Records supplied: Begin

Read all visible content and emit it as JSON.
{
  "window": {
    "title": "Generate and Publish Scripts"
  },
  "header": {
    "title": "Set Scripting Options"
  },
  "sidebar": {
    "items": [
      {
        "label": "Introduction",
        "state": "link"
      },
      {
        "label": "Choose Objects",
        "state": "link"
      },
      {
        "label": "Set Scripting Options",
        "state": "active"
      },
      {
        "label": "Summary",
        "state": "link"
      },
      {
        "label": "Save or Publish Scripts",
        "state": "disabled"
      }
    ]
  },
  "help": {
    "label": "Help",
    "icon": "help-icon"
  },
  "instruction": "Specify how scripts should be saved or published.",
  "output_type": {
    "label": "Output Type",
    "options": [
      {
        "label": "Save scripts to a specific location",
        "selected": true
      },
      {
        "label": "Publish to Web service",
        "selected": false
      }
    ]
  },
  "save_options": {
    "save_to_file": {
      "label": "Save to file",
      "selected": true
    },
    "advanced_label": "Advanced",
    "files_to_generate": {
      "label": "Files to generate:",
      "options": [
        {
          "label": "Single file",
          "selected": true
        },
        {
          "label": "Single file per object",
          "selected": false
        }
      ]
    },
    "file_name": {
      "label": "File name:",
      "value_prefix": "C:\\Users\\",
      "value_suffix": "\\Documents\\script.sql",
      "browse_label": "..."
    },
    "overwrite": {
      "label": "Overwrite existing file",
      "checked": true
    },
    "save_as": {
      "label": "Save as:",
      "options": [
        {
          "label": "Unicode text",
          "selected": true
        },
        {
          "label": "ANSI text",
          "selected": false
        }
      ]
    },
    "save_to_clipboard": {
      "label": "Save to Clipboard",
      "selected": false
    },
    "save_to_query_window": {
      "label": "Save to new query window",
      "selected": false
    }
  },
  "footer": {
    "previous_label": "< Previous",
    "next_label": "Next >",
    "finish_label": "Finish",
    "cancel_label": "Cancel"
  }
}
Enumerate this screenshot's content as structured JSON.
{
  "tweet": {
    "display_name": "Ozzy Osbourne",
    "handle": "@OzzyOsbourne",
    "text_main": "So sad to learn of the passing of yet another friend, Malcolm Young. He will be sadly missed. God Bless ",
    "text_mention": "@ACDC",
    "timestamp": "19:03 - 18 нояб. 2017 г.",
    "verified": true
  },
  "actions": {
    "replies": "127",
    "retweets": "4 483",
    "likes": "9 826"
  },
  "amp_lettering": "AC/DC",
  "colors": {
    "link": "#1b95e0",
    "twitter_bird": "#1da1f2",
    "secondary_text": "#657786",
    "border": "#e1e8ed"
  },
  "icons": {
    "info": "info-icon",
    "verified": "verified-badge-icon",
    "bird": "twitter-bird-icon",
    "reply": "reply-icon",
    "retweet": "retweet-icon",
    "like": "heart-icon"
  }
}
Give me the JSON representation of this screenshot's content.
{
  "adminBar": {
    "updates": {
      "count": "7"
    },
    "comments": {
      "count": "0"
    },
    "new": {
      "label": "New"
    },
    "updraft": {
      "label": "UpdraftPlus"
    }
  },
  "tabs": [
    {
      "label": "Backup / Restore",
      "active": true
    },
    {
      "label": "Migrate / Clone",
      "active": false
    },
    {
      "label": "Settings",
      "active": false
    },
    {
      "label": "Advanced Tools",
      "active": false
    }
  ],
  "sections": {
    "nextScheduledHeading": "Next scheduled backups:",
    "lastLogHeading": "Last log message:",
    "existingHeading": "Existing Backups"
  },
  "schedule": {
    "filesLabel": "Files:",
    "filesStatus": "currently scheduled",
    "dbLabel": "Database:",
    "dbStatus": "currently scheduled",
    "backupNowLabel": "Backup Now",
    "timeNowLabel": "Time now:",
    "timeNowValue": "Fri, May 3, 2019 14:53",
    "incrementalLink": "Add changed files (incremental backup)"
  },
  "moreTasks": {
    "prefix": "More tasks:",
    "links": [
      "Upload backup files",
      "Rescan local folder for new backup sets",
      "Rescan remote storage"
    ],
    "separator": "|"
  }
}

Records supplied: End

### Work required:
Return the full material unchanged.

### Result for this task:
Read all visible content and emit it as JSON.
{
  "window": {
    "title": "Generate and Publish Scripts"
  },
  "header": {
    "title": "Set Scripting Options"
  },
  "sidebar": {
    "items": [
      {
        "label": "Introduction",
        "state": "link"
      },
      {
        "label": "Choose Objects",
        "state": "link"
      },
      {
        "label": "Set Scripting Options",
        "state": "active"
      },
      {
        "label": "Summary",
        "state": "link"
      },
      {
        "label": "Save or Publish Scripts",
        "state": "disabled"
      }
    ]
  },
  "help": {
    "label": "Help",
    "icon": "help-icon"
  },
  "instruction": "Specify how scripts should be saved or published.",
  "output_type": {
    "label": "Output Type",
    "options": [
      {
        "label": "Save scripts to a specific location",
        "selected": true
      },
      {
        "label": "Publish to Web service",
        "selected": false
      }
    ]
  },
  "save_options": {
    "save_to_file": {
      "label": "Save to file",
      "selected": true
    },
    "advanced_label": "Advanced",
    "files_to_generate": {
      "label": "Files to generate:",
      "options": [
        {
          "label": "Single file",
          "selected": true
        },
        {
          "label": "Single file per object",
          "selected": false
        }
      ]
    },
    "file_name": {
      "label": "File name:",
      "value_prefix": "C:\\Users\\",
      "value_suffix": "\\Documents\\script.sql",
      "browse_label": "..."
    },
    "overwrite": {
      "label": "Overwrite existing file",
      "checked": true
    },
    "save_as": {
      "label": "Save as:",
      "options": [
        {
          "label": "Unicode text",
          "selected": true
        },
        {
          "label": "ANSI text",
          "selected": false
        }
      ]
    },
    "save_to_clipboard": {
      "label": "Save to Clipboard",
      "selected": false
    },
    "save_to_query_window": {
      "label": "Save to new query window",
      "selected": false
    }
  },
  "footer": {
    "previous_label": "< Previous",
    "next_label": "Next >",
    "finish_label": "Finish",
    "cancel_label": "Cancel"
  }
}
Enumerate this screenshot's content as structured JSON.
{
  "tweet": {
    "display_name": "Ozzy Osbourne",
    "handle": "@OzzyOsbourne",
    "text_main": "So sad to learn of the passing of yet another friend, Malcolm Young. He will be sadly missed. God Bless ",
    "text_mention": "@ACDC",
    "timestamp": "19:03 - 18 нояб. 2017 г.",
    "verified": true
  },
  "actions": {
    "replies": "127",
    "retweets": "4 483",
    "likes": "9 826"
  },
  "amp_lettering": "AC/DC",
  "colors": {
    "link": "#1b95e0",
    "twitter_bird": "#1da1f2",
    "secondary_text": "#657786",
    "border": "#e1e8ed"
  },
  "icons": {
    "info": "info-icon",
    "verified": "verified-badge-icon",
    "bird": "twitter-bird-icon",
    "reply": "reply-icon",
    "retweet": "retweet-icon",
    "like": "heart-icon"
  }
}
Give me the JSON representation of this screenshot's content.
{
  "adminBar": {
    "updates": {
      "count": "7"
    },
    "comments": {
      "count": "0"
    },
    "new": {
      "label": "New"
    },
    "updraft": {
      "label": "UpdraftPlus"
    }
  },
  "tabs": [
    {
      "label": "Backup / Restore",
      "active": true
    },
    {
      "label": "Migrate / Clone",
      "active": false
    },
    {
      "label": "Settings",
      "active": false
    },
    {
      "label": "Advanced Tools",
      "active": false
    }
  ],
  "sections": {
    "nextScheduledHeading": "Next scheduled backups:",
    "lastLogHeading": "Last log message:",
    "existingHeading": "Existing Backups"
  },
  "schedule": {
    "filesLabel": "Files:",
    "filesStatus": "currently scheduled",
    "dbLabel": "Database:",
    "dbStatus": "currently scheduled",
    "backupNowLabel": "Backup Now",
    "timeNowLabel": "Time now:",
    "timeNowValue": "Fri, May 3, 2019 14:53",
    "incrementalLink": "Add changed files (incremental backup)"
  },
  "moreTasks": {
    "prefix": "More tasks:",
    "links": [
      "Upload backup files",
      "Rescan local folder for new backup sets",
      "Rescan remote storage"
    ],
    "separator": "|"
  }
}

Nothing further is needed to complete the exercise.